Thiruvananthapuram: After the Puttingal temple fireworks tragedy that killed 111 people, the ailing local firecracker production at Nanniyodu and Poozhikkunnu has suffered a further setback due to persecution by authorities, say fireworks makers and licence-holders. It has been some time since the production of Olappadakkam, a traditional firecracker, because of the ‘varnapadakkam’ from Sivakasi. ‘Gundu’, another high-power firecracker was banned.
“Pottassium Chloride has been banned as per the explosive act. Policemen who raid local factories do not know anything and they seize the entire chemical stock and harass firecracker makers,” said G Subodhan, President of the Kerala Firework Licencees and Employers Association. As per norms, sulphur powder, aluminium alloys, ammonium nitrate or chloride can be used in firecrackers but cops seize even charcoal from firecracker makers.

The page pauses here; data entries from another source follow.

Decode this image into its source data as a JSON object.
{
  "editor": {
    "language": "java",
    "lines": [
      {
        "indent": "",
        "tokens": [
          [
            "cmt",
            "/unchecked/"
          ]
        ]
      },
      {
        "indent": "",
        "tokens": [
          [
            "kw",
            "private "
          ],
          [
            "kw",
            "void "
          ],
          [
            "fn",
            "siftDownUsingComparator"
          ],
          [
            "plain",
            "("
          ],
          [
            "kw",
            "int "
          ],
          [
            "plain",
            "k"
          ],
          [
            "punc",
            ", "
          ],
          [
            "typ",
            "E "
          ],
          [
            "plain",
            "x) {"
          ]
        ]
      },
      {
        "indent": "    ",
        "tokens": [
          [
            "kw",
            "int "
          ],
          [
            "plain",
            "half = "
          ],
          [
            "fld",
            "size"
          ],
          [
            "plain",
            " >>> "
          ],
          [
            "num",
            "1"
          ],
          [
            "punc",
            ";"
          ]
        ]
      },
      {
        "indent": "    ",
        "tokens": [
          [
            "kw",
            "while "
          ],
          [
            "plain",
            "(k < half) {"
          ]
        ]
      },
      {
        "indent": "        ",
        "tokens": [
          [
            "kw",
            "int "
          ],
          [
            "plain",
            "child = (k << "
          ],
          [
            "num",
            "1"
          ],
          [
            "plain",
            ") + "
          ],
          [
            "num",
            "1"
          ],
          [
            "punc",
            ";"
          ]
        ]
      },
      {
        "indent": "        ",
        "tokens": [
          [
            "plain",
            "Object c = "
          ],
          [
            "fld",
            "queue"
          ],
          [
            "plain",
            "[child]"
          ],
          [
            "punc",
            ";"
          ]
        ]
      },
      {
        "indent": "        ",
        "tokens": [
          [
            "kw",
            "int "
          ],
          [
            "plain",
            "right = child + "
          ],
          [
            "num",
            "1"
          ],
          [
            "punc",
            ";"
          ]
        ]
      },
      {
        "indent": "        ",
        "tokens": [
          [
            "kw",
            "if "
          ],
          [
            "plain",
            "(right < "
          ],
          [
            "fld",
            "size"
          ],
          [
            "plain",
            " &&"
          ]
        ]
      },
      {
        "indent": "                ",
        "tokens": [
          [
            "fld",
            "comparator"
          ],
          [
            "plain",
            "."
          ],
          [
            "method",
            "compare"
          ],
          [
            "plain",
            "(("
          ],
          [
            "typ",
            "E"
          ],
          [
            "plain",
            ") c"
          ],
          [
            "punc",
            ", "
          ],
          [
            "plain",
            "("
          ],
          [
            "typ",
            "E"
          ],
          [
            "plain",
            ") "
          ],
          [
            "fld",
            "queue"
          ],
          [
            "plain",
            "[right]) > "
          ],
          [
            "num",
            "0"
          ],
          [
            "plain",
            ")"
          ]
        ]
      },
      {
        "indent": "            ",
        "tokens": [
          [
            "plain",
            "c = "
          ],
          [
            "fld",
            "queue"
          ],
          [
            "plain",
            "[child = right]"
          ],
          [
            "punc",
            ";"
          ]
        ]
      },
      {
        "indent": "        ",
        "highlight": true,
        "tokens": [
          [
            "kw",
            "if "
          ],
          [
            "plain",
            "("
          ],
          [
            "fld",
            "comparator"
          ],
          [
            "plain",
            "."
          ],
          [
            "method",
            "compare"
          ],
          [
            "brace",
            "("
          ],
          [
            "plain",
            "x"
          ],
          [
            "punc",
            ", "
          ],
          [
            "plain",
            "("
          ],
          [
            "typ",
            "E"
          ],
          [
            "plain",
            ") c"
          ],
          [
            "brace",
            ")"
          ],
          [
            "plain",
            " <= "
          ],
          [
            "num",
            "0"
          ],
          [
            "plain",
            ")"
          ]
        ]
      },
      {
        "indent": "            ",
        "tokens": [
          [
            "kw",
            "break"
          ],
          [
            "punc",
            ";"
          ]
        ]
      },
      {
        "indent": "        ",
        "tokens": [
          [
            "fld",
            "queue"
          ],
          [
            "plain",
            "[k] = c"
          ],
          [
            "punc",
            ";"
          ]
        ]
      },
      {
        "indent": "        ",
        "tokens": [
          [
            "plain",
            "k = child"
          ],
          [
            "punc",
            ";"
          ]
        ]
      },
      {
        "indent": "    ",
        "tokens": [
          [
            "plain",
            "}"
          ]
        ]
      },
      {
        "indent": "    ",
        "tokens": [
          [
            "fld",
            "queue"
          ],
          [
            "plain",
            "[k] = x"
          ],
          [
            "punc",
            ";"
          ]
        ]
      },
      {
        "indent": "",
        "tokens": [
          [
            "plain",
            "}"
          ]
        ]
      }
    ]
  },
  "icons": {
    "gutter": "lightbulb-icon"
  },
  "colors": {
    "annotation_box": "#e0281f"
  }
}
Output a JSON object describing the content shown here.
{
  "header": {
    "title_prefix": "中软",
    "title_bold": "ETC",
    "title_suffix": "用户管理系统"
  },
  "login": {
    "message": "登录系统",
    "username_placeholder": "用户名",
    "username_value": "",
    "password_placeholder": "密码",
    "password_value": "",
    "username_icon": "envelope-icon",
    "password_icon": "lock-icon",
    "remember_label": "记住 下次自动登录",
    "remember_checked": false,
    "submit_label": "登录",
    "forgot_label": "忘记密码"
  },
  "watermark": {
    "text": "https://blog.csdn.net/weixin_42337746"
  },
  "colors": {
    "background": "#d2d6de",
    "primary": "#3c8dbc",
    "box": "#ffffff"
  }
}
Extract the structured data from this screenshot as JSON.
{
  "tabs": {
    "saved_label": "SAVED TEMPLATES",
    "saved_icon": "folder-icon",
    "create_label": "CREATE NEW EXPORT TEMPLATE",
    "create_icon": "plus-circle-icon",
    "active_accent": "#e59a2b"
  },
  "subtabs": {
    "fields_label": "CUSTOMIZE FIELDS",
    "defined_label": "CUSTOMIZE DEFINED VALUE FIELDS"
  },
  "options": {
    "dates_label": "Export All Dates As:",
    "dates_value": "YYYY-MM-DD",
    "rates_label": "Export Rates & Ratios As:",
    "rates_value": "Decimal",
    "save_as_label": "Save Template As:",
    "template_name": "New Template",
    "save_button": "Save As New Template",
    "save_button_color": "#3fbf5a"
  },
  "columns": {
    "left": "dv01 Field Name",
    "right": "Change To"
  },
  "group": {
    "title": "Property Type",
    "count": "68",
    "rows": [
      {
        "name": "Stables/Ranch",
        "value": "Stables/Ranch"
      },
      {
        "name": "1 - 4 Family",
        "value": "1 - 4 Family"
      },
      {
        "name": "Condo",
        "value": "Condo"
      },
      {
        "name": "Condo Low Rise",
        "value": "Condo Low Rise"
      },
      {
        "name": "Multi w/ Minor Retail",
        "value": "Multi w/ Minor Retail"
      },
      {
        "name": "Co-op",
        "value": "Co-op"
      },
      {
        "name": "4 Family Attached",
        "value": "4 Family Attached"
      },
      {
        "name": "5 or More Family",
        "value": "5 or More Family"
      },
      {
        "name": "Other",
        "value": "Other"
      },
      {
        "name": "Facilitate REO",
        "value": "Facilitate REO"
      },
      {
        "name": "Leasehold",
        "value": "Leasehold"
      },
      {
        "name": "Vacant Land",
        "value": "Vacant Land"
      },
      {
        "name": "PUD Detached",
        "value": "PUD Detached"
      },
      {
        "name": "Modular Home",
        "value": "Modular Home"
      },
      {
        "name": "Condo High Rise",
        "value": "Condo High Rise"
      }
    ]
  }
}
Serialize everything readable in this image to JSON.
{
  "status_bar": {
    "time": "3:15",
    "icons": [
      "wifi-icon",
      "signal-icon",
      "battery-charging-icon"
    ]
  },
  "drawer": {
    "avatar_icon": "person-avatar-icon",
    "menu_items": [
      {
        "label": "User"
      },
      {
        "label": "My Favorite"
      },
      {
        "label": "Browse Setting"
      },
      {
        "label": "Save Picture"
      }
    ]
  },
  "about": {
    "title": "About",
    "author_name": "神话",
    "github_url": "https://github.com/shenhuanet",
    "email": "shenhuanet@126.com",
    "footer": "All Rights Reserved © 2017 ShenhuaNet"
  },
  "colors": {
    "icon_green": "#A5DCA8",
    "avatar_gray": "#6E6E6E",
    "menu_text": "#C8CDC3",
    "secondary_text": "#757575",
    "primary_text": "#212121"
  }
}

“After each raid, makers have to go through the harrowing experience of getting raw materials back. In the process, they fail to meet the commitments made to vendors. The vendors who have cheap Sivakasi crackers available, flood the market with firecrackers made in the neighbouring state,” said G Prakashan, a former local manufacturer. While fireworks are an indispensable part of temple customs in Kerala, the local production is close to being decimated.
Nationwide, firecracker sales have dipped by around 20 to 30 per cent and the sales has particularly dipped in Kerala following the shock of the Puttingal tragedy, say experts. In Kerala, the government has also restricted the number of temporary licences given for selling firecrackers. The exact figures of sales will be available once the sales conclude on Saturday, say traders. “Unlike in states like Tamil Nadu there is no welfare board for this trade. The family of firecracker makers who get killed or injured in mishaps often do not get compensation,” says Mr Subodhan.
Your pets will hate them, too
Wouldn’t you panic and try to flee when an earthquake hits the place where you live? The dogs with paws sensitive enough to sense an earthquake in advance perceive each diwali cracker as an instant earth tremor, says a city veterinarian.
“Sometimes we have to tranquilise the dogs that get aggressive or highly disturbed by crackers,” says Dr L.J. Lowrance. “The only solution to prevent a nervous breakdown of your pet is to ensure your soothing presence and comforting. Foreign breeds such as Labradors get more panicky than local (feral) ones.” The owner should be with the dogs at their favourite spot comforting them, suggests Dr Lowrance. Usual response by the dogs will be to hide under furniture.
“Every dog will have favourite furniture it hides behind. The room that holds this should be made sound proof by closing windows. Stuffing cotton on their ear can also help.” Before cracker bursting spree begins on Saturday, one may feed the pooch very well, says the vet. “Feeding favourite food will help alleviate the panic,” he says. However, none of these measures can be foolproof, cautions Dr Lowrance. “Each dog is different from the other.” The smaller varieties of dogs like Pugs have highly sensitive cardiac system and should be given extra attention during diwali to prevent death, says the vet.